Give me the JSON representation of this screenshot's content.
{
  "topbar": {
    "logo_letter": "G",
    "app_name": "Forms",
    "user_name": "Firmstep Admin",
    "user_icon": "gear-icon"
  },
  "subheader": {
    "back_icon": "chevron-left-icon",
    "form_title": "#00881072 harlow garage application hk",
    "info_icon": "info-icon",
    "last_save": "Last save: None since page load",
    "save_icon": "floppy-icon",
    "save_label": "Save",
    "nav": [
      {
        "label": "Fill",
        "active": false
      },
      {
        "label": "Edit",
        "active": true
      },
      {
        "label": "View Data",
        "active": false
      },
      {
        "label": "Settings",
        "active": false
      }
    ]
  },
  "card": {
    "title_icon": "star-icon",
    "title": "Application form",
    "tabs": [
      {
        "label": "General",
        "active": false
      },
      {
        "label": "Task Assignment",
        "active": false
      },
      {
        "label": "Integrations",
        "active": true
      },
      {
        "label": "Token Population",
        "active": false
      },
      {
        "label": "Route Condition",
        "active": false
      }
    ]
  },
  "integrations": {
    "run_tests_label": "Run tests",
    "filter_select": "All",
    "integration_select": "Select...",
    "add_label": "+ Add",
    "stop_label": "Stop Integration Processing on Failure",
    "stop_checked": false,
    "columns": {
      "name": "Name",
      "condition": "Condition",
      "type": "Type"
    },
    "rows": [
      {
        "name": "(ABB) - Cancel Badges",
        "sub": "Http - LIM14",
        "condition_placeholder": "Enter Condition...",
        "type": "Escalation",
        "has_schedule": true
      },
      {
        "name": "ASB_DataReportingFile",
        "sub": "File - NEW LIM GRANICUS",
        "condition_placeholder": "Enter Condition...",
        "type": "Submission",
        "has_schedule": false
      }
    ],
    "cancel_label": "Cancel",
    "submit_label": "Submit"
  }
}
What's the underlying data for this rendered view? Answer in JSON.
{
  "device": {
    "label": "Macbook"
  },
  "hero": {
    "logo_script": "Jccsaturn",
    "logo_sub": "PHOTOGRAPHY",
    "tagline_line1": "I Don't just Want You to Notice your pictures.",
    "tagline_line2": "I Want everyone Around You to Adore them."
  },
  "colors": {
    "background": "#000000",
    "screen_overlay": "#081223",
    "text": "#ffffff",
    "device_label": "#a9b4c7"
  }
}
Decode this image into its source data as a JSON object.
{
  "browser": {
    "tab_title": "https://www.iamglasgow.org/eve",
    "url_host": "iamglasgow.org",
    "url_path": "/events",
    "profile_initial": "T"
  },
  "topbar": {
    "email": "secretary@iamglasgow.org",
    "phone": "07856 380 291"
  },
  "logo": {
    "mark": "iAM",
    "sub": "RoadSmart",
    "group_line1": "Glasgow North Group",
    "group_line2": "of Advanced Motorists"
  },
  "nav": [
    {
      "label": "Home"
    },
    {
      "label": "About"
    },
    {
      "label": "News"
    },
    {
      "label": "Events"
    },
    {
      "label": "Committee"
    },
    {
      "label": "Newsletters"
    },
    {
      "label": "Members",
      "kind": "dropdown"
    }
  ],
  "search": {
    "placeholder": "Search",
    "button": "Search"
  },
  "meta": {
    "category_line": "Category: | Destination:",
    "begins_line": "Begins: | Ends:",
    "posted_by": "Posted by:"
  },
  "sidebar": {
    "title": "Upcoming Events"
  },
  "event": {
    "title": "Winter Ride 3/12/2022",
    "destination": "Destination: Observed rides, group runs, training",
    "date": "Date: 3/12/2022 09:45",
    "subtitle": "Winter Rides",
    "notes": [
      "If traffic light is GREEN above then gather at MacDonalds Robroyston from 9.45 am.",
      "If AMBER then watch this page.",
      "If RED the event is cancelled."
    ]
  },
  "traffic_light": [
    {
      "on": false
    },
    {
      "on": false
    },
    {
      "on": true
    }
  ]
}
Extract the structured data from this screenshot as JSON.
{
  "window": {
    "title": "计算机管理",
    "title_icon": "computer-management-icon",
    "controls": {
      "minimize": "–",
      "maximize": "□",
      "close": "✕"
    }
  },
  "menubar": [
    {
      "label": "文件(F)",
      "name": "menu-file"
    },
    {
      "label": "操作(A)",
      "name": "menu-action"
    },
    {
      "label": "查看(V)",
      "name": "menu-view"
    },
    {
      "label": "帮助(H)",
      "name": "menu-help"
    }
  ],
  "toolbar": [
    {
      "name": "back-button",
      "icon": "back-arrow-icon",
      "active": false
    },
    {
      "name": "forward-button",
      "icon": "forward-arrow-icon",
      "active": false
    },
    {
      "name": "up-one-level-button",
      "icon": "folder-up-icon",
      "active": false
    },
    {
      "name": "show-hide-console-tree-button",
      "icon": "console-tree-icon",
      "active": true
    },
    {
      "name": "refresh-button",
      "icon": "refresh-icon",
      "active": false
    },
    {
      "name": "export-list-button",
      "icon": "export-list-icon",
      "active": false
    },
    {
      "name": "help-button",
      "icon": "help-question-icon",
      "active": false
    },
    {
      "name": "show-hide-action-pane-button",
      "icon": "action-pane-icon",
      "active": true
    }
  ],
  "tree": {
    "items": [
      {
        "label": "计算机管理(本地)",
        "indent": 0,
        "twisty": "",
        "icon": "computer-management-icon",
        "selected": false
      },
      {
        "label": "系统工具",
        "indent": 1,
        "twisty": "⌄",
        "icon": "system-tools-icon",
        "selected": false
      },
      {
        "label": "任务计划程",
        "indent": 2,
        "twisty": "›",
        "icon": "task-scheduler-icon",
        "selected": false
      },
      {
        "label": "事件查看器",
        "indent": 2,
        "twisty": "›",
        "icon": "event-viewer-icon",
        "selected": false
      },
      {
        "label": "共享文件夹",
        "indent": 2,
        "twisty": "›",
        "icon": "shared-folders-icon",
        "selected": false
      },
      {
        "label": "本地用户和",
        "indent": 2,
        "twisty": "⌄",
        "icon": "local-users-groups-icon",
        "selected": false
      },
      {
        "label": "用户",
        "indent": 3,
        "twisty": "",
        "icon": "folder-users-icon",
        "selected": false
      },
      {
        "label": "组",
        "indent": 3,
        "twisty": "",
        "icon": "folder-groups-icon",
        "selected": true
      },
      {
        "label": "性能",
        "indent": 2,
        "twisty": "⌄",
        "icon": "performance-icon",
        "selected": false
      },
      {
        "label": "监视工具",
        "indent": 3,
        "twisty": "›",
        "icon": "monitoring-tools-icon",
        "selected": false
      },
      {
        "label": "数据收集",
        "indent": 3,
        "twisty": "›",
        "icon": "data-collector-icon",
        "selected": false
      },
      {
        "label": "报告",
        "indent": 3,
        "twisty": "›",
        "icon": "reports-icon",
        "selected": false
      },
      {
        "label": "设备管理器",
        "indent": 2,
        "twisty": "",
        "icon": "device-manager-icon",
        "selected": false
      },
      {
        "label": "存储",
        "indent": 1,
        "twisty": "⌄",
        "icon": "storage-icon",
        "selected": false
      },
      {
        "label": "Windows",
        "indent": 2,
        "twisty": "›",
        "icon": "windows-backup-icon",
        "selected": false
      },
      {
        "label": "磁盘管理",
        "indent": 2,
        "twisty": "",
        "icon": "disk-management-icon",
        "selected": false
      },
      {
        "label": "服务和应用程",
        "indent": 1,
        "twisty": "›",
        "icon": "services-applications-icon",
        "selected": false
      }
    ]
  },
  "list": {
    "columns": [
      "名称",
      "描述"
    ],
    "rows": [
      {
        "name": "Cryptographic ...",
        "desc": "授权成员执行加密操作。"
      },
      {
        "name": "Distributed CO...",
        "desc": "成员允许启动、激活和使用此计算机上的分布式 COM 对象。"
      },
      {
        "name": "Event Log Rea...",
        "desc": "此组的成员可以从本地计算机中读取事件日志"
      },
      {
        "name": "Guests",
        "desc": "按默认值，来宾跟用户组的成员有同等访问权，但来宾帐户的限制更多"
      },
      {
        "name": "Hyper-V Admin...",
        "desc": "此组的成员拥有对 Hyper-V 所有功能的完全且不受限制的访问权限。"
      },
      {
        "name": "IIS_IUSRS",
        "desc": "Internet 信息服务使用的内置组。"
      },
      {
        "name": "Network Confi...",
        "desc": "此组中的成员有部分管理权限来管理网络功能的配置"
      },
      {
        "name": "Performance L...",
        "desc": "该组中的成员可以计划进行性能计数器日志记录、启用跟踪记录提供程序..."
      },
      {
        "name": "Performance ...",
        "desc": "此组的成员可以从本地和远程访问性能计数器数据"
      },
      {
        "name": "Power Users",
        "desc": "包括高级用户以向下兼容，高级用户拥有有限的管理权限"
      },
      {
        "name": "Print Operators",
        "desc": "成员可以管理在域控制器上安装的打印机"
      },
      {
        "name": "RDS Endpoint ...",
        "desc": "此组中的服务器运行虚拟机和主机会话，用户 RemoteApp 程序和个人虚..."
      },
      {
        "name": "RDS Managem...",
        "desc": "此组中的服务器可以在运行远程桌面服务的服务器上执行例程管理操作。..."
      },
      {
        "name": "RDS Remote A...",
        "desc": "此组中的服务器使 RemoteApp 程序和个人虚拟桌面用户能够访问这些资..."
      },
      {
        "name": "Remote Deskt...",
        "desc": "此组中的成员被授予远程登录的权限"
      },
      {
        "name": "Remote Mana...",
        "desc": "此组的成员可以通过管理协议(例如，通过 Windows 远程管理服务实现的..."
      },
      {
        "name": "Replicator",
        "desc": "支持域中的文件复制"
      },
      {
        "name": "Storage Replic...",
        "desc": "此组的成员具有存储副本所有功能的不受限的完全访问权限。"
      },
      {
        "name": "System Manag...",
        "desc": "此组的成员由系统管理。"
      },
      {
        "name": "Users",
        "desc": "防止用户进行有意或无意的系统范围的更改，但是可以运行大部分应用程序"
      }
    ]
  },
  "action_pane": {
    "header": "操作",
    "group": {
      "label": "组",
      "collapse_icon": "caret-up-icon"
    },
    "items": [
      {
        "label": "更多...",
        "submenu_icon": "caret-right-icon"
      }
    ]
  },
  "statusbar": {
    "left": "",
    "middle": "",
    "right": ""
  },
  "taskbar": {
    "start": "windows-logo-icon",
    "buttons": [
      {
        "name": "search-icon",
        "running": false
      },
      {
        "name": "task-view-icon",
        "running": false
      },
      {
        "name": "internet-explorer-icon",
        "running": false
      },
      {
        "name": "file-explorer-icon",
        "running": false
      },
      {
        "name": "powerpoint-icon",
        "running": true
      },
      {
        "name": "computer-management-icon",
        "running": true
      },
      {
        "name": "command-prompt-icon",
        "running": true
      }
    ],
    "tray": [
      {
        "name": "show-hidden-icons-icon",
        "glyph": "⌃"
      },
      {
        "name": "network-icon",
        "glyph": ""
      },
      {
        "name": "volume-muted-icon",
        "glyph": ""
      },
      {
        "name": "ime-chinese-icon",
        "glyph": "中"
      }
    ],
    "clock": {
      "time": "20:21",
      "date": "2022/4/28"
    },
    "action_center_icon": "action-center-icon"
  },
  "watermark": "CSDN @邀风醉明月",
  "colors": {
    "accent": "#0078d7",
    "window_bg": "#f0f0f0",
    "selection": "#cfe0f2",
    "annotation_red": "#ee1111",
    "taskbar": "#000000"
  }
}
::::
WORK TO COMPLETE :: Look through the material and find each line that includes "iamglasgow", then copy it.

OUTPUT OF THE TASK ::
    "tab_title": "https://www.iamglasgow.org/eve",
    "url_host": "iamglasgow.org",
    "email": "secretary@iamglasgow.org",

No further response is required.